Gas meter rules, penalties, new regulations coming for California consumers
Gas meters are set to come under the regulatory microscope in California after new rules were approved in January that will impose hefty fines on consumers who exceed the allowable limit.
The changes come as California is experiencing its largest-ever drought and its first-ever statewide gas price spike.
The rules are expected to result in about $1.4 billion in fines for the average consumer, the California Department of Finance said in a news release Tuesday.
Consumers who exceed their allowable limits can pay the full price, plus a $200 fine, the state’s Finance Department said.
The state has also approved $500 fines for violators who exceed 10 percent of the statewide average price, up to $2,500.
The new rules also increase the amount of time an individual can stay in the cap, from 60 days to 90 days, while also increasing the number of days that individuals can exceed the limit and charge a fee.
The changes to the gas meter rules were first reported by the Los Angeles Times, but were not immediately available for comment from the California Gas & Electric Authority.
The new rules apply to new meters installed on Feb. 7.
The first-in-the-nation regulation applies to new gas meters installed after January 31, 2020.
The law, which went into effect in February, went into place despite a nationwide price spike, which was fueled by high demand for natural gas in the US.
“The changes make California the first state to take action to prevent the abuse of consumers’ gas meter allowances,” the state said in the news release.
“California is taking steps to protect the integrity of the price system, which is important to consumers and our economy.”
California is currently battling a nationwide gas price increase fueled by the rise in the cost of natural gas.
The average price of a gallon of regular gas in California jumped nearly 30 cents to $3.09 per gallon in February from a year ago, according to GasBuddy.com.

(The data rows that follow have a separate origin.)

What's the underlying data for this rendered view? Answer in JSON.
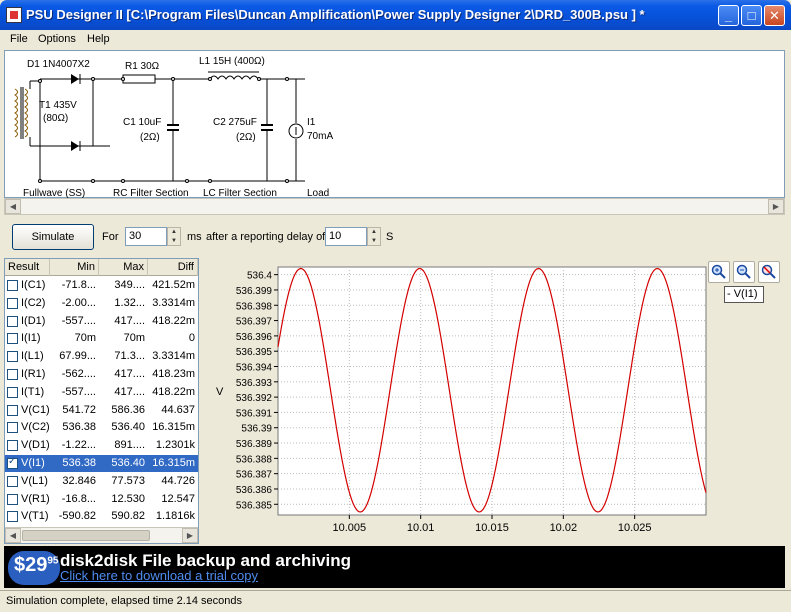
{
  "window": {
    "title": "PSU Designer II  [C:\\Program Files\\Duncan Amplification\\Power Supply Designer 2\\DRD_300B.psu ] *",
    "controls": {
      "minimize": "_",
      "maximize": "□",
      "close": "✕"
    }
  },
  "menu": {
    "file": "File",
    "options": "Options",
    "help": "Help"
  },
  "circuit": {
    "d1": "D1 1N4007X2",
    "t1_name": "T1 435V",
    "t1_res": "(80Ω)",
    "r1": "R1 30Ω",
    "l1": "L1 15H (400Ω)",
    "c1_name": "C1 10uF",
    "c1_res": "(2Ω)",
    "c2_name": "C2 275uF",
    "c2_res": "(2Ω)",
    "i1_name": "I1",
    "i1_val": "70mA",
    "section_rect": "Fullwave (SS)",
    "section_rc": "RC Filter Section",
    "section_lc": "LC Filter Section",
    "section_load": "Load"
  },
  "simulate": {
    "button": "Simulate",
    "for_label": "For",
    "for_value": "30",
    "ms_label": "ms",
    "delay_label": "after a reporting delay of",
    "delay_value": "10",
    "s_label": "S"
  },
  "results": {
    "headers": [
      "Result",
      "Min",
      "Max",
      "Diff"
    ],
    "rows": [
      [
        "I(C1)",
        "-71.8...",
        "349....",
        "421.52m"
      ],
      [
        "I(C2)",
        "-2.00...",
        "1.32...",
        "3.3314m"
      ],
      [
        "I(D1)",
        "-557....",
        "417....",
        "418.22m"
      ],
      [
        "I(I1)",
        "70m",
        "70m",
        "0"
      ],
      [
        "I(L1)",
        "67.99...",
        "71.3...",
        "3.3314m"
      ],
      [
        "I(R1)",
        "-562....",
        "417....",
        "418.23m"
      ],
      [
        "I(T1)",
        "-557....",
        "417....",
        "418.22m"
      ],
      [
        "V(C1)",
        "541.72",
        "586.36",
        "44.637"
      ],
      [
        "V(C2)",
        "536.38",
        "536.40",
        "16.315m"
      ],
      [
        "V(D1)",
        "-1.22...",
        "891....",
        "1.2301k"
      ],
      [
        "V(I1)",
        "536.38",
        "536.40",
        "16.315m"
      ],
      [
        "V(L1)",
        "32.846",
        "77.573",
        "44.726"
      ],
      [
        "V(R1)",
        "-16.8...",
        "12.530",
        "12.547"
      ],
      [
        "V(T1)",
        "-590.82",
        "590.82",
        "1.1816k"
      ]
    ],
    "selected_index": 10
  },
  "graph": {
    "legend": "- V(I1)",
    "zoom_icons": [
      "zoom-in-icon",
      "zoom-out-icon",
      "zoom-reset-icon"
    ]
  },
  "chart_data": {
    "type": "line",
    "ylabel": "V",
    "xlabel": "",
    "xlim": [
      10.0,
      10.03
    ],
    "ylim": [
      536.3843,
      536.4005
    ],
    "yticks": [
      "536.4",
      "536.399",
      "536.398",
      "536.397",
      "536.396",
      "536.395",
      "536.394",
      "536.393",
      "536.392",
      "536.391",
      "536.39",
      "536.389",
      "536.388",
      "536.387",
      "536.386",
      "536.385"
    ],
    "ytick_values": [
      536.4,
      536.399,
      536.398,
      536.397,
      536.396,
      536.395,
      536.394,
      536.393,
      536.392,
      536.391,
      536.39,
      536.389,
      536.388,
      536.387,
      536.386,
      536.385
    ],
    "xticks": [
      "10.005",
      "10.01",
      "10.015",
      "10.02",
      "10.025"
    ],
    "xtick_values": [
      10.005,
      10.01,
      10.015,
      10.02,
      10.025
    ],
    "series": [
      {
        "name": "V(I1)",
        "color": "#d40000",
        "min": 536.3845,
        "max": 536.4004,
        "period": 0.00833,
        "first_peak": 10.0016
      }
    ],
    "grid": true
  },
  "banner": {
    "price": "$29",
    "cents": "95",
    "title": "disk2disk File backup and archiving",
    "link": "Click here to download a trial copy"
  },
  "status": {
    "text": "Simulation complete, elapsed time 2.14 seconds"
  }
}
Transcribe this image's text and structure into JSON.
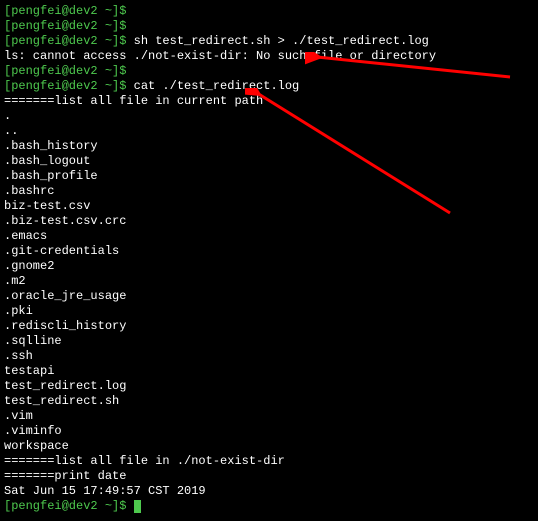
{
  "prompts": {
    "p0": "[pengfei@dev2 ~]$ ",
    "p1": "[pengfei@dev2 ~]$ ",
    "p2": "[pengfei@dev2 ~]$ ",
    "p3": "[pengfei@dev2 ~]$ ",
    "p4": "[pengfei@dev2 ~]$ ",
    "p5": "[pengfei@dev2 ~]$ "
  },
  "commands": {
    "c0": "sh test_redirect.sh > ./test_redirect.log",
    "c1": "cat ./test_redirect.log"
  },
  "output": {
    "err": "ls: cannot access ./not-exist-dir: No such file or directory",
    "section1": "=======list all file in current path",
    "files": [
      ".",
      "..",
      ".bash_history",
      ".bash_logout",
      ".bash_profile",
      ".bashrc",
      "biz-test.csv",
      ".biz-test.csv.crc",
      ".emacs",
      ".git-credentials",
      ".gnome2",
      ".m2",
      ".oracle_jre_usage",
      ".pki",
      ".rediscli_history",
      ".sqlline",
      ".ssh",
      "testapi",
      "test_redirect.log",
      "test_redirect.sh",
      ".vim",
      ".viminfo",
      "workspace"
    ],
    "section2": "=======list all file in ./not-exist-dir",
    "section3": "=======print date",
    "date": "Sat Jun 15 17:49:57 CST 2019"
  }
}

That jump is largely due to an increase in prices for oil and natural gas from shale gas production in North Dakota and Canada, which have been producing for years.
California’s statewide average price for natural Gas in February rose by more than 6 cents to a record $3,918.80 per gallon, according a report from GasBuddys.com, which analyzed the data.